Background: The present investigation evaluated lifetime associations between cannabis use, abuse, and dependence and panic attacks after controlling for alcohol abuse, polysubstance use, and demographic variables. Methods: Data for this study were obtained as part of a large statewide survey, the Colorado Social Health Survey (CSHS). Participants were contacted using randomly sampled household addresses (72% response rate) and interviews took place in participants' homes. Participants consisted of a representative sample from the Colorado general adult population (n = 4745; 52% female). The Diagnostic Interview Schedule was administered to obtain diagnoses. Results: After controlling for polysubstance use, alcohol abuse, and demographic variables, lifetime history of cannabis dependence, but not use or abuse, was significantly related to an increased risk of panic attacks.
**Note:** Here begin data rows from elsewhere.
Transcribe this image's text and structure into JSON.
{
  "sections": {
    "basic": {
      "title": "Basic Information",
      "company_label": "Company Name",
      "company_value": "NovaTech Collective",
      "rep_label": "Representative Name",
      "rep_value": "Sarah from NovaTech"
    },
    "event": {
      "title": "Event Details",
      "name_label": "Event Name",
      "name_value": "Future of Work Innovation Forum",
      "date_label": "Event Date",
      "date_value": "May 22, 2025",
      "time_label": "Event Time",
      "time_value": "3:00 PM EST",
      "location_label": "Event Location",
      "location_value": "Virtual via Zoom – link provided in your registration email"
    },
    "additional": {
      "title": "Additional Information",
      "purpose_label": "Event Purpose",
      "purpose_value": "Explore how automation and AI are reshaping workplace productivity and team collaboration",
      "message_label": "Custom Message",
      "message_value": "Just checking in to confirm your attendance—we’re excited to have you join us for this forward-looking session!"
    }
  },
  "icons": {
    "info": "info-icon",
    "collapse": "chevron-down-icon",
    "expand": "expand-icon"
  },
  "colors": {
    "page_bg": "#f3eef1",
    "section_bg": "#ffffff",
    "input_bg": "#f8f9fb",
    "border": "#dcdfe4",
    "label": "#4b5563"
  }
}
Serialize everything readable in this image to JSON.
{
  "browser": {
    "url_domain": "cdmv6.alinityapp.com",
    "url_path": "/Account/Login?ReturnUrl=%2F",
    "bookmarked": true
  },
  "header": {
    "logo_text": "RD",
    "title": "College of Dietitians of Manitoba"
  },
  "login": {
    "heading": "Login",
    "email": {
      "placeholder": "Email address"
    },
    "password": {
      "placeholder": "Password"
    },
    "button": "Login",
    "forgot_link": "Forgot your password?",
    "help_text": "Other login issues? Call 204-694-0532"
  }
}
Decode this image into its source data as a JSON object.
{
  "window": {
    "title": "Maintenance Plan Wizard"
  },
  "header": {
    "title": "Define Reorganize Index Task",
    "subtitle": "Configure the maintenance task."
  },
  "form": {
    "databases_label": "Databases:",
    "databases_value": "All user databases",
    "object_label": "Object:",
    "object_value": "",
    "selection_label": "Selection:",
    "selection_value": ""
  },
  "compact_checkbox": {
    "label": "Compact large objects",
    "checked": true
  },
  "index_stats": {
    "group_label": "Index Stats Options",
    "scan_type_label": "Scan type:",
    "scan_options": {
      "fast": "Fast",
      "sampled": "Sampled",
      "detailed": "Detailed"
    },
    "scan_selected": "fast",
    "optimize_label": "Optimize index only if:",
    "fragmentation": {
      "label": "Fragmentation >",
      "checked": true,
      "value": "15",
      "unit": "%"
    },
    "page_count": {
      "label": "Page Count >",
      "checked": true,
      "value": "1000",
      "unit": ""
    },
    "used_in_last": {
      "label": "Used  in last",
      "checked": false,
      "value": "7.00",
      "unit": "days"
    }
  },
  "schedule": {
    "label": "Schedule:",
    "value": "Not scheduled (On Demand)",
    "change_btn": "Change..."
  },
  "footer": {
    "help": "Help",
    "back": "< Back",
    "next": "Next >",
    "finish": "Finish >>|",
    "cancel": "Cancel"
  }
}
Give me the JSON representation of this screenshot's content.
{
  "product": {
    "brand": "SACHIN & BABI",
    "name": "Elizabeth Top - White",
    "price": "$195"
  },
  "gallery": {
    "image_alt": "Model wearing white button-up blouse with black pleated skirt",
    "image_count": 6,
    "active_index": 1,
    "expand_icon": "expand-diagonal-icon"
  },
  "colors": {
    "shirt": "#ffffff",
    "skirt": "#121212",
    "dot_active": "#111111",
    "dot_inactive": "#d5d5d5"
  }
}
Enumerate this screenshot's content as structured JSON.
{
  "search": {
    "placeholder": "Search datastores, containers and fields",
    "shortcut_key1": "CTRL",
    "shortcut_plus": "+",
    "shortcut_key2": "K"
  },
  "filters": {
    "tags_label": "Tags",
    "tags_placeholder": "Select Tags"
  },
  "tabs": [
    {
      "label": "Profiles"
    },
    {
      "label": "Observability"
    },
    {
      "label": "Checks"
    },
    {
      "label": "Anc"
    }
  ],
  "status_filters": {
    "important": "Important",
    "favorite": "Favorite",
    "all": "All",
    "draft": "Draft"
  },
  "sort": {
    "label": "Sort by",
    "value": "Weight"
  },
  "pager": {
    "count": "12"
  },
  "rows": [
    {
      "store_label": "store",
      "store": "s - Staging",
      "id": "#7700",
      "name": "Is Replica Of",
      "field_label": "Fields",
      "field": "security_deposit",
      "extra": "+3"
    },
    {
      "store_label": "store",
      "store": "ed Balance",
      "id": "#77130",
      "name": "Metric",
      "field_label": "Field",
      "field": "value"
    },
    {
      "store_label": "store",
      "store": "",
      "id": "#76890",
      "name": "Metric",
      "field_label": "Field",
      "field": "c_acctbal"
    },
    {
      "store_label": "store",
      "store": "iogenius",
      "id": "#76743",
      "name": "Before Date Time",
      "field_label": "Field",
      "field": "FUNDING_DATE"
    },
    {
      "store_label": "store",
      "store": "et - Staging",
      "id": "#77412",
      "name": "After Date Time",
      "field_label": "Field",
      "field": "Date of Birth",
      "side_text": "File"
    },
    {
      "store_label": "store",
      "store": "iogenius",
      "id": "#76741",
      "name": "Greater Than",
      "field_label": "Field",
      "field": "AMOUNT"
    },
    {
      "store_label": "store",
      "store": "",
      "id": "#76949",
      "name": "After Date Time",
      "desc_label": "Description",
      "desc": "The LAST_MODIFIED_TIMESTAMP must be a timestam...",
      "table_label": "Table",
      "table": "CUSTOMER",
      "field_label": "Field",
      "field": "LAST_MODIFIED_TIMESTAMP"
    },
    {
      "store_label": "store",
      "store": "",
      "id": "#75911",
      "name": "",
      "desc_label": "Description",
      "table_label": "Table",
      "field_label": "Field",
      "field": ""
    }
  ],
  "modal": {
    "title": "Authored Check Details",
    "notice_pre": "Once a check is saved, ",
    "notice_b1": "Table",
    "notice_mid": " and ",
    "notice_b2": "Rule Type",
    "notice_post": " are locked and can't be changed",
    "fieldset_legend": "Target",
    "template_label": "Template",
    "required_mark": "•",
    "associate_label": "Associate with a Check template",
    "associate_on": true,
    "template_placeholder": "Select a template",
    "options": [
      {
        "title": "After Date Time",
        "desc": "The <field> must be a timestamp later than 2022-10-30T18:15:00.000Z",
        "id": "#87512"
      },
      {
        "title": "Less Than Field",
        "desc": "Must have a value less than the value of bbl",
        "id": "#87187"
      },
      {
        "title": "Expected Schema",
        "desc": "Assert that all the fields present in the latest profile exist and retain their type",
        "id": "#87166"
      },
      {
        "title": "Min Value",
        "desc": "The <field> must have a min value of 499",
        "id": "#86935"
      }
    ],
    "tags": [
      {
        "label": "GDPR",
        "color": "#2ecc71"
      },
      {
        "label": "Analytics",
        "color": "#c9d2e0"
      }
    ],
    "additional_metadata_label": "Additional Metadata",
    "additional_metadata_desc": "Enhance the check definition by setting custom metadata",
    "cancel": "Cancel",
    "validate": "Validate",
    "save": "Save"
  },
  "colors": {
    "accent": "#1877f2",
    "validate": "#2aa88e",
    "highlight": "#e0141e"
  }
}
Additionally, among participants reporting a lifetime history of both panic attacks and cannabis use, the age of onset of panic attacks (M = 19.0 years of age) was significantly earlier than for individuals with a lifetime panic attack history but no cannabis use (M = 27.6 years of age). Conclusions: Structured interview data suggest lifetime cannabis dependence is significantly associated with an increased risk of panic attacks.
Bibliographical noteFunding Information:
This paper was supported by a National Institute on Drug Abuse research grants (1 R21 DA016227-01 and 1 R03 DA016566-01A2) awarded to Dr. Zvolensky, a National Research Service Award predoctoral fellowship (F31 MH073205-01) awarded to Amit Bernstein, and a National Institute of Mental Health research grant (R21 MH62056) awarded to Dr. Schmidt.
- Panic attacks
- Polysubstance use
ASJC Scopus subject areas
- Psychiatry and Mental health
- Biological Psychiatry